▶ TASK PROMPT
Set the listing down unchanged, minus every embedded image.

============================================================

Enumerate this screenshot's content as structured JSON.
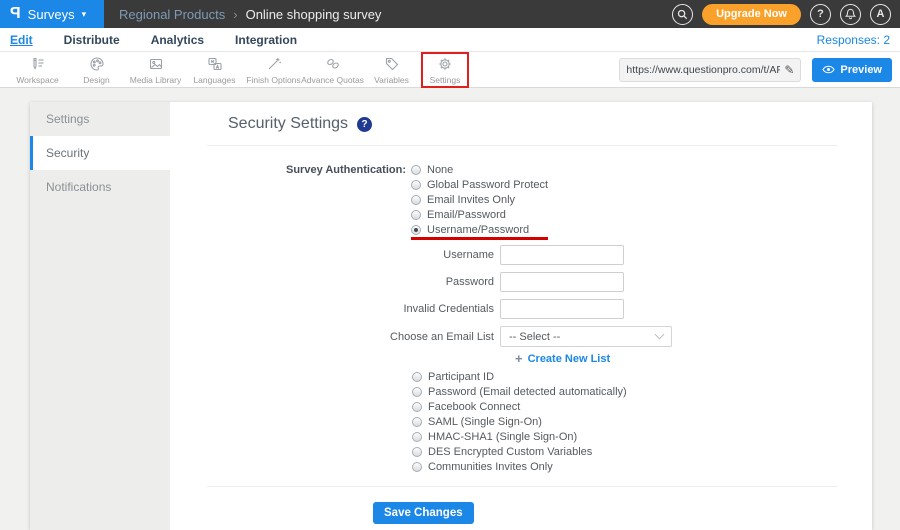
{
  "topbar": {
    "logo_glyph": "P",
    "product": "Surveys",
    "caret": "▾",
    "breadcrumb": {
      "parent": "Regional Products",
      "separator": "›",
      "current": "Online shopping survey"
    },
    "upgrade_label": "Upgrade Now",
    "help_glyph": "?",
    "avatar_letter": "A"
  },
  "subnav": {
    "items": [
      "Edit",
      "Distribute",
      "Analytics",
      "Integration"
    ],
    "active": "Edit",
    "responses": "Responses: 2"
  },
  "toolbar": {
    "items": [
      "Workspace",
      "Design",
      "Media Library",
      "Languages",
      "Finish Options",
      "Advance Quotas",
      "Variables",
      "Settings"
    ],
    "highlighted": "Settings",
    "url_value": "https://www.questionpro.com/t/APNrfZ",
    "pencil_glyph": "✎",
    "preview_label": "Preview"
  },
  "sidebar": {
    "items": [
      "Settings",
      "Security",
      "Notifications"
    ],
    "active": "Security"
  },
  "content": {
    "title": "Security Settings",
    "help_glyph": "?",
    "auth_label": "Survey Authentication:",
    "auth_options": [
      "None",
      "Global Password Protect",
      "Email Invites Only",
      "Email/Password",
      "Username/Password"
    ],
    "selected_option": "Username/Password",
    "fields": [
      {
        "label": "Username",
        "value": ""
      },
      {
        "label": "Password",
        "value": ""
      },
      {
        "label": "Invalid Credentials",
        "value": ""
      }
    ],
    "email_list_label": "Choose an Email List",
    "email_list_value": "-- Select --",
    "create_link_plus": "+",
    "create_link": "Create New List",
    "more_options": [
      "Participant ID",
      "Password (Email detected automatically)",
      "Facebook Connect",
      "SAML (Single Sign-On)",
      "HMAC-SHA1 (Single Sign-On)",
      "DES Encrypted Custom Variables",
      "Communities Invites Only"
    ],
    "save_label": "Save Changes"
  },
  "colors": {
    "accent_blue": "#1b87e6",
    "topbar_dark": "#3a3a3a",
    "upgrade_orange": "#f9a12b",
    "annotation_red": "#e01f1f",
    "underline_red": "#d40000",
    "help_badge_blue": "#1f3a93"
  }
}
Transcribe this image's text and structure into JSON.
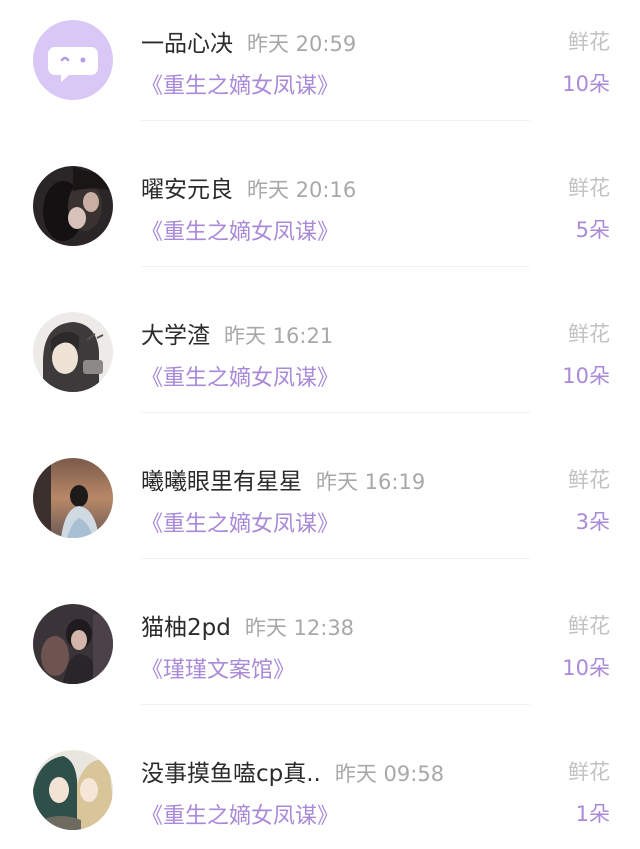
{
  "rows": [
    {
      "name": "一品心决",
      "time": "昨天 20:59",
      "book": "《重生之嫡女凤谋》",
      "gift_label": "鲜花",
      "gift_count": "10朵",
      "avatar": "default-chat-avatar-icon"
    },
    {
      "name": "曜安元良",
      "time": "昨天 20:16",
      "book": "《重生之嫡女凤谋》",
      "gift_label": "鲜花",
      "gift_count": "5朵",
      "avatar": "dark-couple-avatar"
    },
    {
      "name": "大学渣",
      "time": "昨天 16:21",
      "book": "《重生之嫡女凤谋》",
      "gift_label": "鲜花",
      "gift_count": "10朵",
      "avatar": "anime-girl-hood-avatar"
    },
    {
      "name": "曦曦眼里有星星",
      "time": "昨天 16:19",
      "book": "《重生之嫡女凤谋》",
      "gift_label": "鲜花",
      "gift_count": "3朵",
      "avatar": "girl-sunset-avatar"
    },
    {
      "name": "猫柚2pd",
      "time": "昨天 12:38",
      "book": "《瑾瑾文案馆》",
      "gift_label": "鲜花",
      "gift_count": "10朵",
      "avatar": "dark-photo-avatar"
    },
    {
      "name": "没事摸鱼嗑cp真..",
      "time": "昨天 09:58",
      "book": "《重生之嫡女凤谋》",
      "gift_label": "鲜花",
      "gift_count": "1朵",
      "avatar": "anime-couple-avatar"
    }
  ],
  "colors": {
    "accent": "#a98ad8",
    "name": "#2b2b2b",
    "muted": "#a8a8a8",
    "default_avatar_bg": "#d9c8f5"
  }
}
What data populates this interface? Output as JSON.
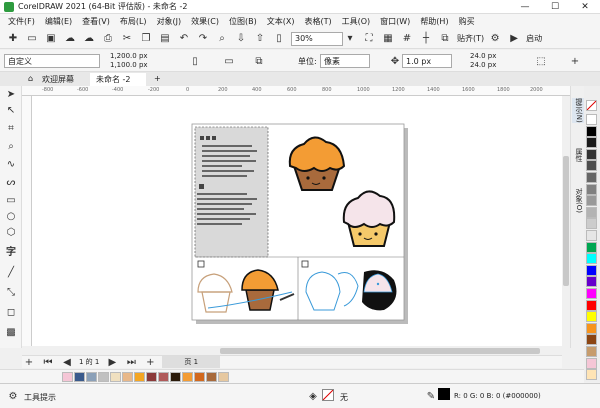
{
  "app": {
    "title": "CorelDRAW 2021 (64-Bit 评估版) - 未命名 -2"
  },
  "window_controls": {
    "minimize": "—",
    "maximize": "☐",
    "close": "✕"
  },
  "menu": [
    "文件(F)",
    "编辑(E)",
    "查看(V)",
    "布局(L)",
    "对象(J)",
    "效果(C)",
    "位图(B)",
    "文本(X)",
    "表格(T)",
    "工具(O)",
    "窗口(W)",
    "帮助(H)",
    "购买"
  ],
  "toolbar": {
    "zoom": "30%",
    "snap_label": "贴齐(T)",
    "launch_label": "启动"
  },
  "property_bar": {
    "preset": "自定义",
    "width": "1,200.0 px",
    "height": "1,100.0 px",
    "units_label": "单位:",
    "units_value": "像素",
    "nudge": "1.0 px",
    "dup_x": "24.0 px",
    "dup_y": "24.0 px"
  },
  "doc_tabs": {
    "home": "欢迎屏幕",
    "doc": "未命名 -2",
    "add": "+"
  },
  "ruler": {
    "marks": [
      "-800",
      "-600",
      "-400",
      "-200",
      "0",
      "200",
      "400",
      "600",
      "800",
      "1000",
      "1200",
      "1400",
      "1600",
      "1800",
      "2000",
      "2200"
    ]
  },
  "dockers": [
    "提示(N)",
    "属性",
    "对象(O)"
  ],
  "page_nav": {
    "page_counter": "1 的 1",
    "page_tab": "页 1"
  },
  "status": {
    "tool_hint": "工具提示",
    "fill_none": "无",
    "color_readout": "R: 0 G: 0 B: 0 (#000000)"
  },
  "colors": {
    "accent": "#0e7acc",
    "cupcake_orange": "#f39c34",
    "cupcake_brown": "#a86a3c",
    "cupcake_pink": "#f5c6d6"
  },
  "palette_colors": [
    "#ffffff",
    "#000000",
    "#1a1a1a",
    "#333333",
    "#4d4d4d",
    "#666666",
    "#808080",
    "#999999",
    "#b3b3b3",
    "#cccccc",
    "#e6e6e6",
    "#00a651",
    "#00ffff",
    "#0000ff",
    "#6600cc",
    "#ff00ff",
    "#ff0000",
    "#ffff00",
    "#f7941d",
    "#8b4513",
    "#c69c6d",
    "#f5c6d6",
    "#ffe4b5"
  ],
  "doc_palette": [
    "#f5c6d6",
    "#3a5a8c",
    "#8ba0b8",
    "#c0c0c0",
    "#f0e0c0",
    "#e8b88a",
    "#f5a623",
    "#8b3a3a",
    "#b05a5a",
    "#2b1a0a",
    "#f39c34",
    "#d2691e",
    "#a86a3c",
    "#e6c8a0"
  ]
}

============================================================

▶ TASK SOLUTION
Enumerate this screenshot's content as structured JSON.
{
  "topbar": {
    "logo_glyph": "P",
    "product": "Surveys",
    "caret": "▾",
    "breadcrumb": {
      "parent": "Regional Products",
      "separator": "›",
      "current": "Online shopping survey"
    },
    "upgrade_label": "Upgrade Now",
    "help_glyph": "?",
    "avatar_letter": "A"
  },
  "subnav": {
    "items": [
      "Edit",
      "Distribute",
      "Analytics",
      "Integration"
    ],
    "active": "Edit",
    "responses": "Responses: 2"
  },
  "toolbar": {
    "items": [
      "Workspace",
      "Design",
      "Media Library",
      "Languages",
      "Finish Options",
      "Advance Quotas",
      "Variables",
      "Settings"
    ],
    "highlighted": "Settings",
    "url_value": "https://www.questionpro.com/t/APNrfZ",
    "pencil_glyph": "✎",
    "preview_label": "Preview"
  },
  "sidebar": {
    "items": [
      "Settings",
      "Security",
      "Notifications"
    ],
    "active": "Security"
  },
  "content": {
    "title": "Security Settings",
    "help_glyph": "?",
    "auth_label": "Survey Authentication:",
    "auth_options": [
      "None",
      "Global Password Protect",
      "Email Invites Only",
      "Email/Password",
      "Username/Password"
    ],
    "selected_option": "Username/Password",
    "fields": [
      {
        "label": "Username",
        "value": ""
      },
      {
        "label": "Password",
        "value": ""
      },
      {
        "label": "Invalid Credentials",
        "value": ""
      }
    ],
    "email_list_label": "Choose an Email List",
    "email_list_value": "-- Select --",
    "create_link_plus": "+",
    "create_link": "Create New List",
    "more_options": [
      "Participant ID",
      "Password (Email detected automatically)",
      "Facebook Connect",
      "SAML (Single Sign-On)",
      "HMAC-SHA1 (Single Sign-On)",
      "DES Encrypted Custom Variables",
      "Communities Invites Only"
    ],
    "save_label": "Save Changes"
  },
  "colors": {
    "accent_blue": "#1b87e6",
    "topbar_dark": "#3a3a3a",
    "upgrade_orange": "#f9a12b",
    "annotation_red": "#e01f1f",
    "underline_red": "#d40000",
    "help_badge_blue": "#1f3a93"
  }
}
Transcribe this image's text and structure into JSON.
{
  "rows": [
    {
      "name": "一品心决",
      "time": "昨天 20:59",
      "book": "《重生之嫡女凤谋》",
      "gift_label": "鲜花",
      "gift_count": "10朵",
      "avatar": "default-chat-avatar-icon"
    },
    {
      "name": "曜安元良",
      "time": "昨天 20:16",
      "book": "《重生之嫡女凤谋》",
      "gift_label": "鲜花",
      "gift_count": "5朵",
      "avatar": "dark-couple-avatar"
    },
    {
      "name": "大学渣",
      "time": "昨天 16:21",
      "book": "《重生之嫡女凤谋》",
      "gift_label": "鲜花",
      "gift_count": "10朵",
      "avatar": "anime-girl-hood-avatar"
    },
    {
      "name": "曦曦眼里有星星",
      "time": "昨天 16:19",
      "book": "《重生之嫡女凤谋》",
      "gift_label": "鲜花",
      "gift_count": "3朵",
      "avatar": "girl-sunset-avatar"
    },
    {
      "name": "猫柚2pd",
      "time": "昨天 12:38",
      "book": "《瑾瑾文案馆》",
      "gift_label": "鲜花",
      "gift_count": "10朵",
      "avatar": "dark-photo-avatar"
    },
    {
      "name": "没事摸鱼嗑cp真..",
      "time": "昨天 09:58",
      "book": "《重生之嫡女凤谋》",
      "gift_label": "鲜花",
      "gift_count": "1朵",
      "avatar": "anime-couple-avatar"
    }
  ],
  "colors": {
    "accent": "#a98ad8",
    "name": "#2b2b2b",
    "muted": "#a8a8a8",
    "default_avatar_bg": "#d9c8f5"
  }
}
What data populates this interface? Output as JSON.
{
  "app": {
    "title": "CorelDRAW 2021 (64-Bit 评估版) - 未命名 -2"
  },
  "window_controls": {
    "minimize": "—",
    "maximize": "☐",
    "close": "✕"
  },
  "menu": [
    "文件(F)",
    "编辑(E)",
    "查看(V)",
    "布局(L)",
    "对象(J)",
    "效果(C)",
    "位图(B)",
    "文本(X)",
    "表格(T)",
    "工具(O)",
    "窗口(W)",
    "帮助(H)",
    "购买"
  ],
  "toolbar": {
    "zoom": "30%",
    "snap_label": "贴齐(T)",
    "launch_label": "启动"
  },
  "property_bar": {
    "preset": "自定义",
    "width": "1,200.0 px",
    "height": "1,100.0 px",
    "units_label": "单位:",
    "units_value": "像素",
    "nudge": "1.0 px",
    "dup_x": "24.0 px",
    "dup_y": "24.0 px"
  },
  "doc_tabs": {
    "home": "欢迎屏幕",
    "doc": "未命名 -2",
    "add": "+"
  },
  "ruler": {
    "marks": [
      "-800",
      "-600",
      "-400",
      "-200",
      "0",
      "200",
      "400",
      "600",
      "800",
      "1000",
      "1200",
      "1400",
      "1600",
      "1800",
      "2000",
      "2200"
    ]
  },
  "dockers": [
    "提示(N)",
    "属性",
    "对象(O)"
  ],
  "page_nav": {
    "page_counter": "1 的 1",
    "page_tab": "页 1"
  },
  "status": {
    "tool_hint": "工具提示",
    "fill_none": "无",
    "color_readout": "R: 0 G: 0 B: 0 (#000000)"
  },
  "colors": {
    "accent": "#0e7acc",
    "cupcake_orange": "#f39c34",
    "cupcake_brown": "#a86a3c",
    "cupcake_pink": "#f5c6d6"
  },
  "palette_colors": [
    "#ffffff",
    "#000000",
    "#1a1a1a",
    "#333333",
    "#4d4d4d",
    "#666666",
    "#808080",
    "#999999",
    "#b3b3b3",
    "#cccccc",
    "#e6e6e6",
    "#00a651",
    "#00ffff",
    "#0000ff",
    "#6600cc",
    "#ff00ff",
    "#ff0000",
    "#ffff00",
    "#f7941d",
    "#8b4513",
    "#c69c6d",
    "#f5c6d6",
    "#ffe4b5"
  ],
  "doc_palette": [
    "#f5c6d6",
    "#3a5a8c",
    "#8ba0b8",
    "#c0c0c0",
    "#f0e0c0",
    "#e8b88a",
    "#f5a623",
    "#8b3a3a",
    "#b05a5a",
    "#2b1a0a",
    "#f39c34",
    "#d2691e",
    "#a86a3c",
    "#e6c8a0"
  ]
}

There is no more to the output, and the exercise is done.